__What to produce__:
Your answer should be every line of the records that contains the word "file".

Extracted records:
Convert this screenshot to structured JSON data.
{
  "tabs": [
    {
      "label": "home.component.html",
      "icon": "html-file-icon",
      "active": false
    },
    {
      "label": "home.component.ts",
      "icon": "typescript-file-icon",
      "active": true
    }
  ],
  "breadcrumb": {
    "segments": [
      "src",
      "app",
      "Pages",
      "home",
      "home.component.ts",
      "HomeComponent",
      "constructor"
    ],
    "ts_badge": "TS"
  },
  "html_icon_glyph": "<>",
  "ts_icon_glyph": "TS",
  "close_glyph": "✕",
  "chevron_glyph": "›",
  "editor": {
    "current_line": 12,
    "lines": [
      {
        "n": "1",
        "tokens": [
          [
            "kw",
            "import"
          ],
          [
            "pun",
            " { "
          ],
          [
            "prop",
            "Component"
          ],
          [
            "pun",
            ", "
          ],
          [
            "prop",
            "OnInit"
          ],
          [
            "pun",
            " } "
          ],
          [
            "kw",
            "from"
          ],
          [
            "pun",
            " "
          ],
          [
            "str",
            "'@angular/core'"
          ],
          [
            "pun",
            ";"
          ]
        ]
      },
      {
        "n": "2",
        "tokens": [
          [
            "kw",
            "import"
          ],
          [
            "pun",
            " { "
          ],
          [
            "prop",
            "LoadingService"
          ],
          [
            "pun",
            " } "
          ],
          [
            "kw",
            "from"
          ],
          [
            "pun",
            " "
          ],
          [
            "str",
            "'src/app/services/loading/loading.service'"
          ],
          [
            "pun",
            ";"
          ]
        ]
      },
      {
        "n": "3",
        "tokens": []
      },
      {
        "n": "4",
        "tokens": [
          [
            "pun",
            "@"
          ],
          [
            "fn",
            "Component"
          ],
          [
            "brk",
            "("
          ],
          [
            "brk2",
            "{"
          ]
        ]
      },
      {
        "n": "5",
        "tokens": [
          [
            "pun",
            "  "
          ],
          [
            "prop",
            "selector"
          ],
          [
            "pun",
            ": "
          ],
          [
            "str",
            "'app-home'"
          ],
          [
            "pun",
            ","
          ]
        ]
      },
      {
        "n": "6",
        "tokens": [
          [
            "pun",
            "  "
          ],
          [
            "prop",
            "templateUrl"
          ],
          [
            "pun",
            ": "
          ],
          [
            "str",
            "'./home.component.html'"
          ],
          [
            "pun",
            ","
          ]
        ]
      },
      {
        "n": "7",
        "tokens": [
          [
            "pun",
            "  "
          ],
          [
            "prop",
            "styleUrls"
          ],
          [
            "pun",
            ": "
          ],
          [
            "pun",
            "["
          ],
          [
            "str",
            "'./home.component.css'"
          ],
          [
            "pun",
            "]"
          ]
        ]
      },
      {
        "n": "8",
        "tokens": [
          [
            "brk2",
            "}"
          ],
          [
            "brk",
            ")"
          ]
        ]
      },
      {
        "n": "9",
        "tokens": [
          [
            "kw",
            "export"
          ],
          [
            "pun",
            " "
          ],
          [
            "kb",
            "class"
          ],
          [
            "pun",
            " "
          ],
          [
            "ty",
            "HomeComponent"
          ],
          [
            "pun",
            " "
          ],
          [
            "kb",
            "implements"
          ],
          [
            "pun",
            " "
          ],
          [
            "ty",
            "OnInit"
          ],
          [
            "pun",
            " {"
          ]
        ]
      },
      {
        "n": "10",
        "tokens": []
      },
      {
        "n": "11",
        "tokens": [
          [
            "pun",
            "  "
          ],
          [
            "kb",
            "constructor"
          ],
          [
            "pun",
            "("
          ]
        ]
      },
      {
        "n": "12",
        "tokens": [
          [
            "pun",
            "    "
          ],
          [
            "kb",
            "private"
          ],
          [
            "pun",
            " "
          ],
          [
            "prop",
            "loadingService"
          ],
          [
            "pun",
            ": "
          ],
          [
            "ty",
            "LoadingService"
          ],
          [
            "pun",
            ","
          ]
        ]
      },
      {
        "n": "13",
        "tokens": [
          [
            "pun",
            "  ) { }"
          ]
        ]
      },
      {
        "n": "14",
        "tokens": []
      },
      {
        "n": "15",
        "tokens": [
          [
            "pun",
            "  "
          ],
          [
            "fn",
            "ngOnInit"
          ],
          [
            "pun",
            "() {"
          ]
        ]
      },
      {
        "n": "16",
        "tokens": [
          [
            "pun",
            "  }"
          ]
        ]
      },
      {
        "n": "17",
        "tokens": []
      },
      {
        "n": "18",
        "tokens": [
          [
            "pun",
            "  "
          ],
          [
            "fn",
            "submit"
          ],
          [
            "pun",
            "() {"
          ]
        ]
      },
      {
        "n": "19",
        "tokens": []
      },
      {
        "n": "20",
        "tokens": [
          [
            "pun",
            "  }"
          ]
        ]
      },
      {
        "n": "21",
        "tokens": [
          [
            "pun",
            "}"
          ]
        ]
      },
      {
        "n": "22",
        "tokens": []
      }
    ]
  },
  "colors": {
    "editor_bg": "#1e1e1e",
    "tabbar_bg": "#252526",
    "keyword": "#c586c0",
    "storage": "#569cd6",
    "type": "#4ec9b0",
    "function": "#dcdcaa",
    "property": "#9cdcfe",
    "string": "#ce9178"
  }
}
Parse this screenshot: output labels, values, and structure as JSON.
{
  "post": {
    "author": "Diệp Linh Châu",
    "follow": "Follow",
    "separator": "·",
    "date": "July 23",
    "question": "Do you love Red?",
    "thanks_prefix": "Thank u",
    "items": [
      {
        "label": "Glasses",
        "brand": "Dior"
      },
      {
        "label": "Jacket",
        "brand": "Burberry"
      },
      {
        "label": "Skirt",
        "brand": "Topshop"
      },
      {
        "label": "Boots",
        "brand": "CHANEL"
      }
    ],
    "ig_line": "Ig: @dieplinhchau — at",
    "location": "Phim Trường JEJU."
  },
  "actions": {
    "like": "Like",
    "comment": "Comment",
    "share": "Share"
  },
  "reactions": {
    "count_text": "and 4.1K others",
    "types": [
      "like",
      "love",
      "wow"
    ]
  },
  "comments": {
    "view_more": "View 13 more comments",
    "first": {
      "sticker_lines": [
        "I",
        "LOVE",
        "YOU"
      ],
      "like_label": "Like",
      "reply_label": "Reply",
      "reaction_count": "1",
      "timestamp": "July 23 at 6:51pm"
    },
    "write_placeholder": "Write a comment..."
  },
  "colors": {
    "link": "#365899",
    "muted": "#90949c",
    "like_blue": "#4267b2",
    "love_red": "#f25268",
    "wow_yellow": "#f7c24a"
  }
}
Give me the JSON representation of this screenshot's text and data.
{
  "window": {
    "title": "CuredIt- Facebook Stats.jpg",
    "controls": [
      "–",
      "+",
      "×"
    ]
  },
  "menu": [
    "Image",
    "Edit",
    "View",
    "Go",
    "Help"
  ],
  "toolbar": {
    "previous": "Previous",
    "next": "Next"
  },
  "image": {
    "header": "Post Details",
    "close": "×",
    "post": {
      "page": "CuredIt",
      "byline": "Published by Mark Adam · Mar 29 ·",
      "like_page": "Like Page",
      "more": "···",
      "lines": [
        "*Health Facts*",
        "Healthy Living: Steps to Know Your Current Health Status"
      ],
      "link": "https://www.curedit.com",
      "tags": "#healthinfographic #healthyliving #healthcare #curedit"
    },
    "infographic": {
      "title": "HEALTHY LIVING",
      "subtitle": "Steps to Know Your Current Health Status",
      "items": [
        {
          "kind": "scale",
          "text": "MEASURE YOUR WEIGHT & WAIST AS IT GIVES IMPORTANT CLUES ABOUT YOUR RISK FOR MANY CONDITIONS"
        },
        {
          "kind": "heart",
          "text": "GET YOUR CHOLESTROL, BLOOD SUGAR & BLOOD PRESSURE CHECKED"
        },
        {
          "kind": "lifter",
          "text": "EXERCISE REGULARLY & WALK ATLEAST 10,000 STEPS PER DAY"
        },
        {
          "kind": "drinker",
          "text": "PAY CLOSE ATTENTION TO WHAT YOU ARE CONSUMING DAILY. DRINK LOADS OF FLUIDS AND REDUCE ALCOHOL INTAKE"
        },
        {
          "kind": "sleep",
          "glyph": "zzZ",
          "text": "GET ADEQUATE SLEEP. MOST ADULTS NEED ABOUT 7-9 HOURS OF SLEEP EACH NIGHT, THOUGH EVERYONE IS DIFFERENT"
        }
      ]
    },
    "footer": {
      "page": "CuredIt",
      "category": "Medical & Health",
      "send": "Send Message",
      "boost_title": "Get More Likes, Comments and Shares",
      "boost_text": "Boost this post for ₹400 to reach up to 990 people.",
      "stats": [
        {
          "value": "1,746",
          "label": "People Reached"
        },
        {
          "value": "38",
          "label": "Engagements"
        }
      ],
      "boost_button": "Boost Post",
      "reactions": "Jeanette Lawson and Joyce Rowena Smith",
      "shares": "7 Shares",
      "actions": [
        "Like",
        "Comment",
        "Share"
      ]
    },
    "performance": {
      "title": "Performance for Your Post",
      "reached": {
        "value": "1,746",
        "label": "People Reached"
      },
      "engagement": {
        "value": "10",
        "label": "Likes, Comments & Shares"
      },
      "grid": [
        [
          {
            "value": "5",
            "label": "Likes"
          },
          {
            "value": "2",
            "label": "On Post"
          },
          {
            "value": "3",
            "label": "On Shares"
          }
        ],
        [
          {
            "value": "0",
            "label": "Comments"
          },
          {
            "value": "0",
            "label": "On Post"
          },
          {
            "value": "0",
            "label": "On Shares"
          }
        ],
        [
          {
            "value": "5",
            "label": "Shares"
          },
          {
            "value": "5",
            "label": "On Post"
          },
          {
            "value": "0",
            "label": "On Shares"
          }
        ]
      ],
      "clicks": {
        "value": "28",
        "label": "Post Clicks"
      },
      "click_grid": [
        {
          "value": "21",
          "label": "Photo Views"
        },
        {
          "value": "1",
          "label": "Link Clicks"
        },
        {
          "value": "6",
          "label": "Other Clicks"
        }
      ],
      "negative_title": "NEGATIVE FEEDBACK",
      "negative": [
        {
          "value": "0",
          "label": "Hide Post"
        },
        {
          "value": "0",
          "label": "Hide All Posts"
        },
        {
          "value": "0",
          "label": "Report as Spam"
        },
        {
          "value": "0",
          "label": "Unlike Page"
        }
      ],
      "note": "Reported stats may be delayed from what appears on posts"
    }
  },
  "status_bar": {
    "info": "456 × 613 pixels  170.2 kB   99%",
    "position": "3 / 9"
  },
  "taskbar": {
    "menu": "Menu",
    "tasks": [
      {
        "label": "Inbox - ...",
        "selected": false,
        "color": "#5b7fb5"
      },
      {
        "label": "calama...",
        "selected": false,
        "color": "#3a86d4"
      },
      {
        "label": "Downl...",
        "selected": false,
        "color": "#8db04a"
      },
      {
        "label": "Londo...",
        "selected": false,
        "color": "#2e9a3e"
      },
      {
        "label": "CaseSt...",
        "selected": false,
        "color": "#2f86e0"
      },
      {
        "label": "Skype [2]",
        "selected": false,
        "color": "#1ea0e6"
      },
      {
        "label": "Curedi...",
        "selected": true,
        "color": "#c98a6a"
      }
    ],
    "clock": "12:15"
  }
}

__Answer__:
      "icon": "html-file-icon",
      "icon": "typescript-file-icon",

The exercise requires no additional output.